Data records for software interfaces
- - -

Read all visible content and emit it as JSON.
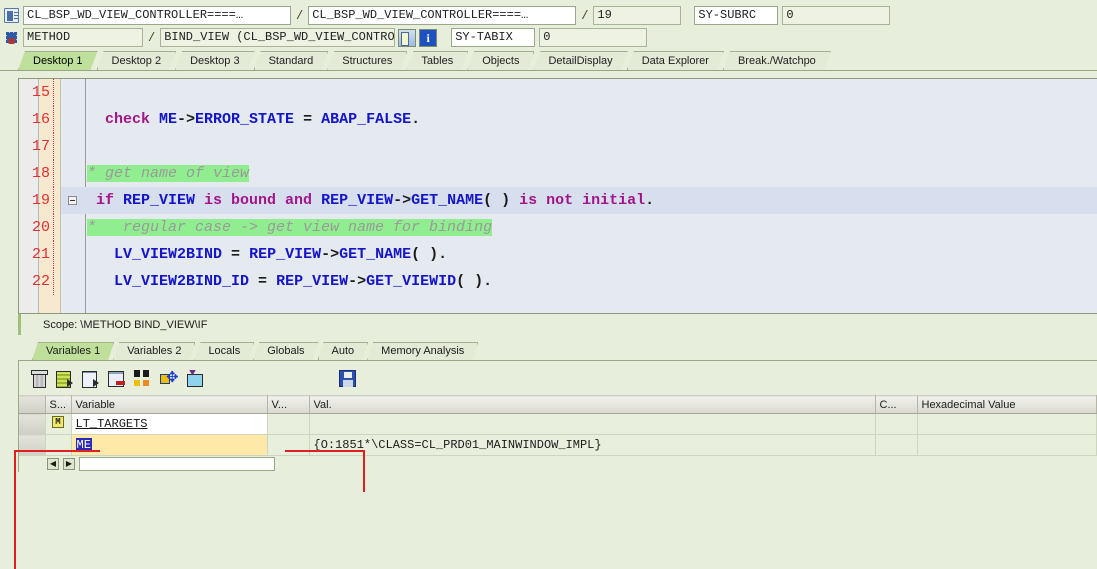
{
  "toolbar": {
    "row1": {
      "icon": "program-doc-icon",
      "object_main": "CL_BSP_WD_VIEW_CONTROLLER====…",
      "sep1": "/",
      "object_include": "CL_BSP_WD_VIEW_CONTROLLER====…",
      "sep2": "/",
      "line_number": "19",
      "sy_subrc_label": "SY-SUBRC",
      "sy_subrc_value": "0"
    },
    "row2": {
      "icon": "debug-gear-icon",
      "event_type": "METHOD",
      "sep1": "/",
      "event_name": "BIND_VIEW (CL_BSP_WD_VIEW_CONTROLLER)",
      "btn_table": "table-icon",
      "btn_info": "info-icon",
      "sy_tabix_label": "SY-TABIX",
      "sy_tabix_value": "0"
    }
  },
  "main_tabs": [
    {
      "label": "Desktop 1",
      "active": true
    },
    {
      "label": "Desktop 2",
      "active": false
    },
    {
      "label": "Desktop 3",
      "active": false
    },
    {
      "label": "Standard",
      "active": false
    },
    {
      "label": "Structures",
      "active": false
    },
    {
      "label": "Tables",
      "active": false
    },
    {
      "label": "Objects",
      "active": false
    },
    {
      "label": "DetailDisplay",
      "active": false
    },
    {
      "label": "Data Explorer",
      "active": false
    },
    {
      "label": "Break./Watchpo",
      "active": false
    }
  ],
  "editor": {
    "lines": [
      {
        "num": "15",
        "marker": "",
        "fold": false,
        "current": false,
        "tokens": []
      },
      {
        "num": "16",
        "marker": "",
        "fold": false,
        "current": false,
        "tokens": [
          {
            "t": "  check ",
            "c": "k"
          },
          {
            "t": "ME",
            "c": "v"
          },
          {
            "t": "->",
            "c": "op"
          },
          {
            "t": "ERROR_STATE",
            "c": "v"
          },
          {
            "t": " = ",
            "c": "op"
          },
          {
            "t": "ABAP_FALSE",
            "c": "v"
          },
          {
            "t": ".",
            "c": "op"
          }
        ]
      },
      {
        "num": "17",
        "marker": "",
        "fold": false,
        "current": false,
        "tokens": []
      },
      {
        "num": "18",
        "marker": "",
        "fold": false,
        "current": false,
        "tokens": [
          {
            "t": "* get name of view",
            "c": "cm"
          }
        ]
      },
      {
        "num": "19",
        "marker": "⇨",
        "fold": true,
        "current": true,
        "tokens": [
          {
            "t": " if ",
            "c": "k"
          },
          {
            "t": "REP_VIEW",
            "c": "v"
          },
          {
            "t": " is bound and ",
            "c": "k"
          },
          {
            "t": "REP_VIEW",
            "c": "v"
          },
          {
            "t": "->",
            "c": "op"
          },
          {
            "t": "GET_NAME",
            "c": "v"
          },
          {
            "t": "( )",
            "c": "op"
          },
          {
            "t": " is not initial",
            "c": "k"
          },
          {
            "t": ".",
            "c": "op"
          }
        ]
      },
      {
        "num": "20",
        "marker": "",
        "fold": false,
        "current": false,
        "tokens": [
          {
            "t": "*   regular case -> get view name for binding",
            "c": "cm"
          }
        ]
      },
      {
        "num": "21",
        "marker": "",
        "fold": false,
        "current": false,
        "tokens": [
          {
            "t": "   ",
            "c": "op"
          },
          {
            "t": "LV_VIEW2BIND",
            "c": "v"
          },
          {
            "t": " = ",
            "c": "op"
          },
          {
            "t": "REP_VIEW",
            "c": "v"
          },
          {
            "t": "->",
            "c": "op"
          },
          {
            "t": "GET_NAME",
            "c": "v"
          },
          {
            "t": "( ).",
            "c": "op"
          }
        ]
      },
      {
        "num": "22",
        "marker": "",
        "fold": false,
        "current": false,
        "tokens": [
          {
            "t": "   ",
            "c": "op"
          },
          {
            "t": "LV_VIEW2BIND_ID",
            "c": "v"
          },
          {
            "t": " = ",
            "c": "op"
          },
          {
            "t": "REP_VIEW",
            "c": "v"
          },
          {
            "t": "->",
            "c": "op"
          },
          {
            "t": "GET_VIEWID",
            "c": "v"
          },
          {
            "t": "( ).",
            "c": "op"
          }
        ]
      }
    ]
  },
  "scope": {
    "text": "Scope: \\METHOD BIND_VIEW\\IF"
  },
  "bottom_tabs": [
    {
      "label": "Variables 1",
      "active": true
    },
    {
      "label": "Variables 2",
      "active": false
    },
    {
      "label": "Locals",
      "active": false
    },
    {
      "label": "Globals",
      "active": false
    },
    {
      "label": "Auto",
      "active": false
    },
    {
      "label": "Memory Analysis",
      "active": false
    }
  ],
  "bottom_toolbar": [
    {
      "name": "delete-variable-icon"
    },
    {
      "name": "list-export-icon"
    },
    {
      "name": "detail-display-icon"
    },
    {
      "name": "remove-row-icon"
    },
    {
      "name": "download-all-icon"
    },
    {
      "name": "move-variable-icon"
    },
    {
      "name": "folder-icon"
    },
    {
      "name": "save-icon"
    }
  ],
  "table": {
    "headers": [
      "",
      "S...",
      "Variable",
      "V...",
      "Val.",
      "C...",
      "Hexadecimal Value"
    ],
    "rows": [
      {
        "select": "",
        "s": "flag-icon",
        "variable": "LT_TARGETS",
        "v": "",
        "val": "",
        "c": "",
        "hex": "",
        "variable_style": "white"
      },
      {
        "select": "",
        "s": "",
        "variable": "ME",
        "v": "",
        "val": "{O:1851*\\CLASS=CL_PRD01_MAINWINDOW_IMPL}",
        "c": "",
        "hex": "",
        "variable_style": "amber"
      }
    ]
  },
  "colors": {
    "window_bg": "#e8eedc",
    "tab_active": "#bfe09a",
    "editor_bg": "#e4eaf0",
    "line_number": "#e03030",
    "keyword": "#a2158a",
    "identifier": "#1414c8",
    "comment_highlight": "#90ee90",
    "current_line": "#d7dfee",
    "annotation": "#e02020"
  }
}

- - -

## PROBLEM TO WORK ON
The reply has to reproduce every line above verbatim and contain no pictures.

## RESPONSE BELOW
Read all visible content and emit it as JSON.
{
  "toolbar": {
    "row1": {
      "icon": "program-doc-icon",
      "object_main": "CL_BSP_WD_VIEW_CONTROLLER====…",
      "sep1": "/",
      "object_include": "CL_BSP_WD_VIEW_CONTROLLER====…",
      "sep2": "/",
      "line_number": "19",
      "sy_subrc_label": "SY-SUBRC",
      "sy_subrc_value": "0"
    },
    "row2": {
      "icon": "debug-gear-icon",
      "event_type": "METHOD",
      "sep1": "/",
      "event_name": "BIND_VIEW (CL_BSP_WD_VIEW_CONTROLLER)",
      "btn_table": "table-icon",
      "btn_info": "info-icon",
      "sy_tabix_label": "SY-TABIX",
      "sy_tabix_value": "0"
    }
  },
  "main_tabs": [
    {
      "label": "Desktop 1",
      "active": true
    },
    {
      "label": "Desktop 2",
      "active": false
    },
    {
      "label": "Desktop 3",
      "active": false
    },
    {
      "label": "Standard",
      "active": false
    },
    {
      "label": "Structures",
      "active": false
    },
    {
      "label": "Tables",
      "active": false
    },
    {
      "label": "Objects",
      "active": false
    },
    {
      "label": "DetailDisplay",
      "active": false
    },
    {
      "label": "Data Explorer",
      "active": false
    },
    {
      "label": "Break./Watchpo",
      "active": false
    }
  ],
  "editor": {
    "lines": [
      {
        "num": "15",
        "marker": "",
        "fold": false,
        "current": false,
        "tokens": []
      },
      {
        "num": "16",
        "marker": "",
        "fold": false,
        "current": false,
        "tokens": [
          {
            "t": "  check ",
            "c": "k"
          },
          {
            "t": "ME",
            "c": "v"
          },
          {
            "t": "->",
            "c": "op"
          },
          {
            "t": "ERROR_STATE",
            "c": "v"
          },
          {
            "t": " = ",
            "c": "op"
          },
          {
            "t": "ABAP_FALSE",
            "c": "v"
          },
          {
            "t": ".",
            "c": "op"
          }
        ]
      },
      {
        "num": "17",
        "marker": "",
        "fold": false,
        "current": false,
        "tokens": []
      },
      {
        "num": "18",
        "marker": "",
        "fold": false,
        "current": false,
        "tokens": [
          {
            "t": "* get name of view",
            "c": "cm"
          }
        ]
      },
      {
        "num": "19",
        "marker": "⇨",
        "fold": true,
        "current": true,
        "tokens": [
          {
            "t": " if ",
            "c": "k"
          },
          {
            "t": "REP_VIEW",
            "c": "v"
          },
          {
            "t": " is bound and ",
            "c": "k"
          },
          {
            "t": "REP_VIEW",
            "c": "v"
          },
          {
            "t": "->",
            "c": "op"
          },
          {
            "t": "GET_NAME",
            "c": "v"
          },
          {
            "t": "( )",
            "c": "op"
          },
          {
            "t": " is not initial",
            "c": "k"
          },
          {
            "t": ".",
            "c": "op"
          }
        ]
      },
      {
        "num": "20",
        "marker": "",
        "fold": false,
        "current": false,
        "tokens": [
          {
            "t": "*   regular case -> get view name for binding",
            "c": "cm"
          }
        ]
      },
      {
        "num": "21",
        "marker": "",
        "fold": false,
        "current": false,
        "tokens": [
          {
            "t": "   ",
            "c": "op"
          },
          {
            "t": "LV_VIEW2BIND",
            "c": "v"
          },
          {
            "t": " = ",
            "c": "op"
          },
          {
            "t": "REP_VIEW",
            "c": "v"
          },
          {
            "t": "->",
            "c": "op"
          },
          {
            "t": "GET_NAME",
            "c": "v"
          },
          {
            "t": "( ).",
            "c": "op"
          }
        ]
      },
      {
        "num": "22",
        "marker": "",
        "fold": false,
        "current": false,
        "tokens": [
          {
            "t": "   ",
            "c": "op"
          },
          {
            "t": "LV_VIEW2BIND_ID",
            "c": "v"
          },
          {
            "t": " = ",
            "c": "op"
          },
          {
            "t": "REP_VIEW",
            "c": "v"
          },
          {
            "t": "->",
            "c": "op"
          },
          {
            "t": "GET_VIEWID",
            "c": "v"
          },
          {
            "t": "( ).",
            "c": "op"
          }
        ]
      }
    ]
  },
  "scope": {
    "text": "Scope: \\METHOD BIND_VIEW\\IF"
  },
  "bottom_tabs": [
    {
      "label": "Variables 1",
      "active": true
    },
    {
      "label": "Variables 2",
      "active": false
    },
    {
      "label": "Locals",
      "active": false
    },
    {
      "label": "Globals",
      "active": false
    },
    {
      "label": "Auto",
      "active": false
    },
    {
      "label": "Memory Analysis",
      "active": false
    }
  ],
  "bottom_toolbar": [
    {
      "name": "delete-variable-icon"
    },
    {
      "name": "list-export-icon"
    },
    {
      "name": "detail-display-icon"
    },
    {
      "name": "remove-row-icon"
    },
    {
      "name": "download-all-icon"
    },
    {
      "name": "move-variable-icon"
    },
    {
      "name": "folder-icon"
    },
    {
      "name": "save-icon"
    }
  ],
  "table": {
    "headers": [
      "",
      "S...",
      "Variable",
      "V...",
      "Val.",
      "C...",
      "Hexadecimal Value"
    ],
    "rows": [
      {
        "select": "",
        "s": "flag-icon",
        "variable": "LT_TARGETS",
        "v": "",
        "val": "",
        "c": "",
        "hex": "",
        "variable_style": "white"
      },
      {
        "select": "",
        "s": "",
        "variable": "ME",
        "v": "",
        "val": "{O:1851*\\CLASS=CL_PRD01_MAINWINDOW_IMPL}",
        "c": "",
        "hex": "",
        "variable_style": "amber"
      }
    ]
  },
  "colors": {
    "window_bg": "#e8eedc",
    "tab_active": "#bfe09a",
    "editor_bg": "#e4eaf0",
    "line_number": "#e03030",
    "keyword": "#a2158a",
    "identifier": "#1414c8",
    "comment_highlight": "#90ee90",
    "current_line": "#d7dfee",
    "annotation": "#e02020"
  }
}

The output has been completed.